*** Opening of Provided records ***
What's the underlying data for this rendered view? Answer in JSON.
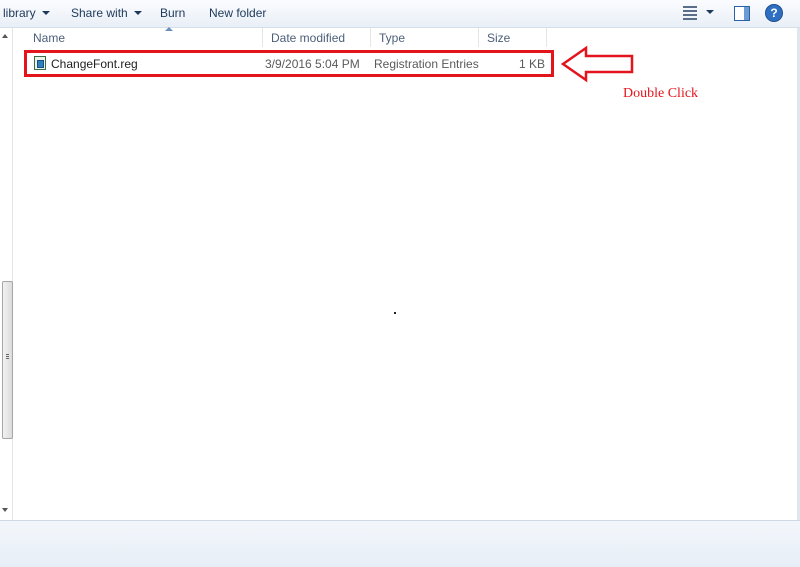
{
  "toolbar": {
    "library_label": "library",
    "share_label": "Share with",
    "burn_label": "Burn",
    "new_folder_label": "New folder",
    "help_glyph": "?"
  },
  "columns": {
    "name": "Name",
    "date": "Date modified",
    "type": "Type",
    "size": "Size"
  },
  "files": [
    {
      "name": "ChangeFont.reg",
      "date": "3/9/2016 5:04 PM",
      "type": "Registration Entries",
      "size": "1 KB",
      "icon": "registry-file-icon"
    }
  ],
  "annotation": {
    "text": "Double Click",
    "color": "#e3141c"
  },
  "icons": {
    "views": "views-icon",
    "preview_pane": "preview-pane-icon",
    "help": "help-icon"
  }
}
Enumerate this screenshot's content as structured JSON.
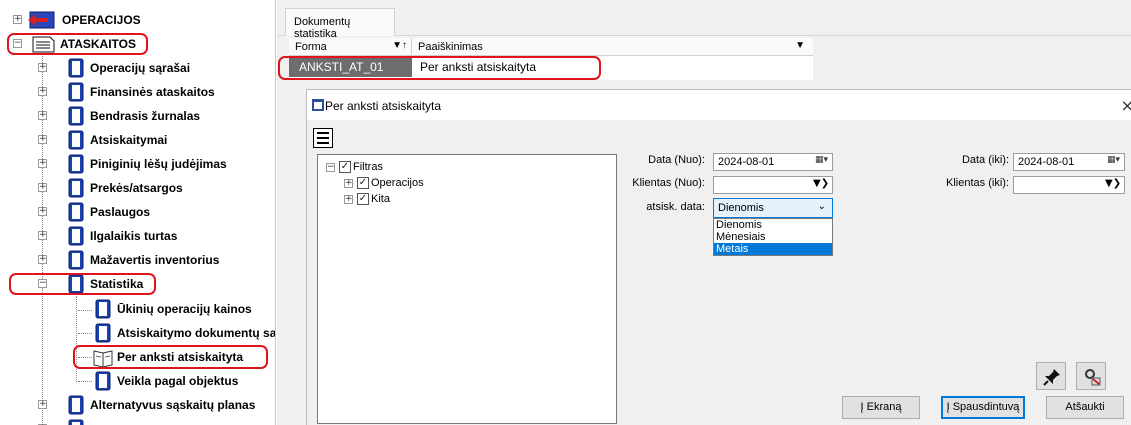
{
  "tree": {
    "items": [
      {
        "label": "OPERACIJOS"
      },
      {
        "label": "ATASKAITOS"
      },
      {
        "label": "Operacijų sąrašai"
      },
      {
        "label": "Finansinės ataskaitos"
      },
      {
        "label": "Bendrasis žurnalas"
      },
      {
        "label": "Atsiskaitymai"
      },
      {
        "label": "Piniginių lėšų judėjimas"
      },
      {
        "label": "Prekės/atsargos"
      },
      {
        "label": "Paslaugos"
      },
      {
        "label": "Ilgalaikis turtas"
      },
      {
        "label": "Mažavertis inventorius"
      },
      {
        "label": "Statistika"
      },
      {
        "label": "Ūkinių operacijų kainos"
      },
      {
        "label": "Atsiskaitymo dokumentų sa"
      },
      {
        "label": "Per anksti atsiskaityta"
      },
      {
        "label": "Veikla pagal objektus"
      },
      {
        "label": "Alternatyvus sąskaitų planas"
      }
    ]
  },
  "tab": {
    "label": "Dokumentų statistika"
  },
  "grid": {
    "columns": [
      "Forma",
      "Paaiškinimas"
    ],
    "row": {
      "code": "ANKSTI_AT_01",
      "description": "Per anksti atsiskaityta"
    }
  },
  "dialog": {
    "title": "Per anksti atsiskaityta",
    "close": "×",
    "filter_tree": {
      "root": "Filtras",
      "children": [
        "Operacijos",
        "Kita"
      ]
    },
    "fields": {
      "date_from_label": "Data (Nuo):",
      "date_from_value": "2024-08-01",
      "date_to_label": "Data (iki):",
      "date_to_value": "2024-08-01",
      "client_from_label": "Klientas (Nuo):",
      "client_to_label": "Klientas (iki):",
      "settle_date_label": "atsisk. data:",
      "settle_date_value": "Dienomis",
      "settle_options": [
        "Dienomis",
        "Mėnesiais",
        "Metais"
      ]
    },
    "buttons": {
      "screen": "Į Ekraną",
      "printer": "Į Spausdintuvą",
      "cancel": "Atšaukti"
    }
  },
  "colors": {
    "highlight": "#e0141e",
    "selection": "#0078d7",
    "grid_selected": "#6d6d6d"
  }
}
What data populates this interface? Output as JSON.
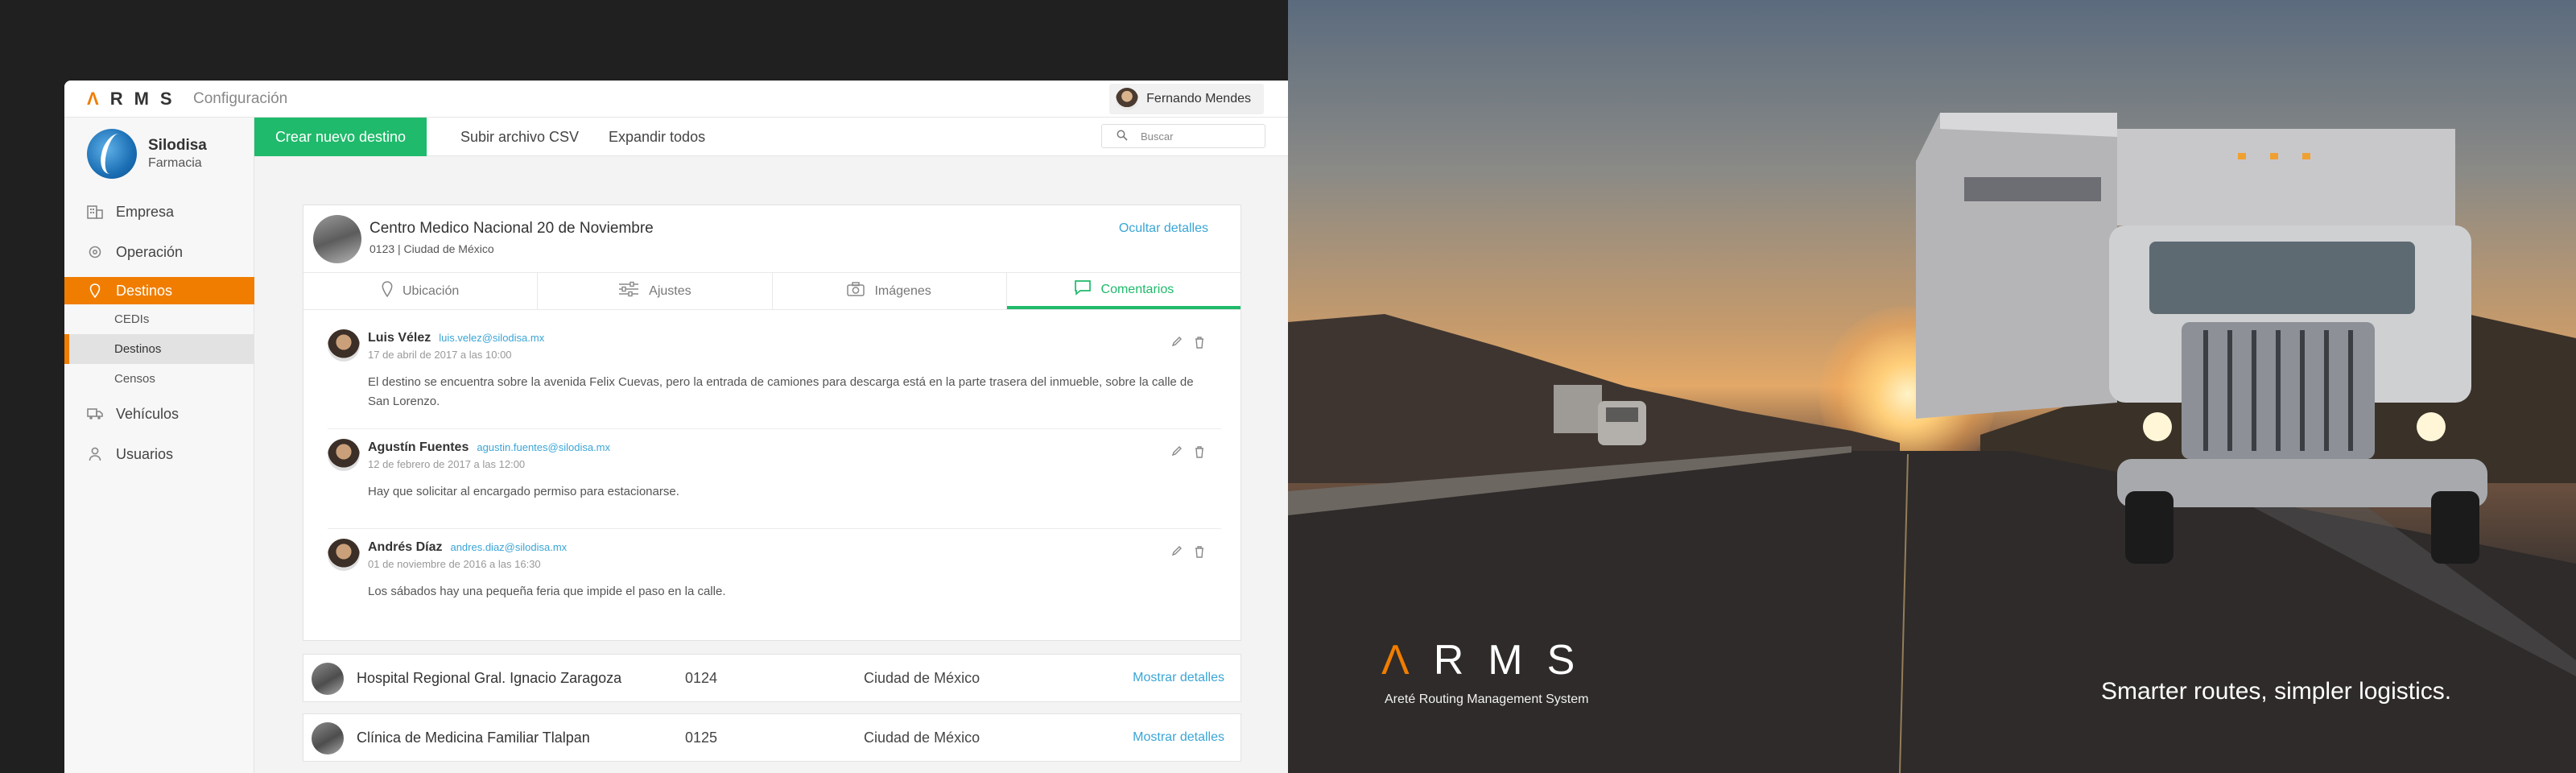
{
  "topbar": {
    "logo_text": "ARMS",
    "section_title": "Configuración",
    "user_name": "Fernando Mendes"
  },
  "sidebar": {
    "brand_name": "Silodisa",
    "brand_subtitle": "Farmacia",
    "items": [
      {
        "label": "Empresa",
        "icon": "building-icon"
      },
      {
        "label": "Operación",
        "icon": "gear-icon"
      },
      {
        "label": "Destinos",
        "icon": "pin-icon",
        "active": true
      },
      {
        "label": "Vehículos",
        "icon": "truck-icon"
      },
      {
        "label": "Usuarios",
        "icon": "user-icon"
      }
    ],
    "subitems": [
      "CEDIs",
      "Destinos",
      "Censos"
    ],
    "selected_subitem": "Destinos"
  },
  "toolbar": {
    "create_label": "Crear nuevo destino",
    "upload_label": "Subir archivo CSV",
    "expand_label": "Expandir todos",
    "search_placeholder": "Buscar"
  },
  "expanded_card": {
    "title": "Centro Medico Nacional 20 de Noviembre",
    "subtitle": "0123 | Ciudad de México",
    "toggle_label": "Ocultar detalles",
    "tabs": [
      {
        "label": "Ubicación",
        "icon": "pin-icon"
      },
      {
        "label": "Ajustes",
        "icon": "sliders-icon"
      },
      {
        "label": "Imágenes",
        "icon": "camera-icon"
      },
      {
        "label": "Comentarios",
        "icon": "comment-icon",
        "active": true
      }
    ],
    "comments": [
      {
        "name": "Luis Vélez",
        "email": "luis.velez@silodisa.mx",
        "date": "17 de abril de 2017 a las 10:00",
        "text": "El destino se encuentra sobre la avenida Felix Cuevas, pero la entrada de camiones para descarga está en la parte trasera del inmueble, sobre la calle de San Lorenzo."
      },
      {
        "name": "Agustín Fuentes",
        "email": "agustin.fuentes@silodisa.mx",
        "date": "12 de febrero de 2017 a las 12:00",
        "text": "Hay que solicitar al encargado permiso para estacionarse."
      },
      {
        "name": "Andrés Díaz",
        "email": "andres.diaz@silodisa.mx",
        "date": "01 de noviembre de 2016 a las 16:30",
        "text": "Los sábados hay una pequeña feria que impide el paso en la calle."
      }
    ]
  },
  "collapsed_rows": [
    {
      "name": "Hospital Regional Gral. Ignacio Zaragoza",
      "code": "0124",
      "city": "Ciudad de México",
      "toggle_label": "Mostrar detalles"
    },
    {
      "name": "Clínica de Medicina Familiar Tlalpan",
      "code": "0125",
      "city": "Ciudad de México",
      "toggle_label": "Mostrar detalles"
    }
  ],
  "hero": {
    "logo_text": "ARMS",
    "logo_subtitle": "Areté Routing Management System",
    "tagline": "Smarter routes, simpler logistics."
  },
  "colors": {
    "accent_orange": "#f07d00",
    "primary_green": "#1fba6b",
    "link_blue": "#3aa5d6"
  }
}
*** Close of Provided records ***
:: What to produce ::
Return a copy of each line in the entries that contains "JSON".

:: Reply to the task ::
What's the underlying data for this rendered view? Answer in JSON.
Enumerate this screenshot's content as structured JSON.
What data populates this interface? Output as JSON.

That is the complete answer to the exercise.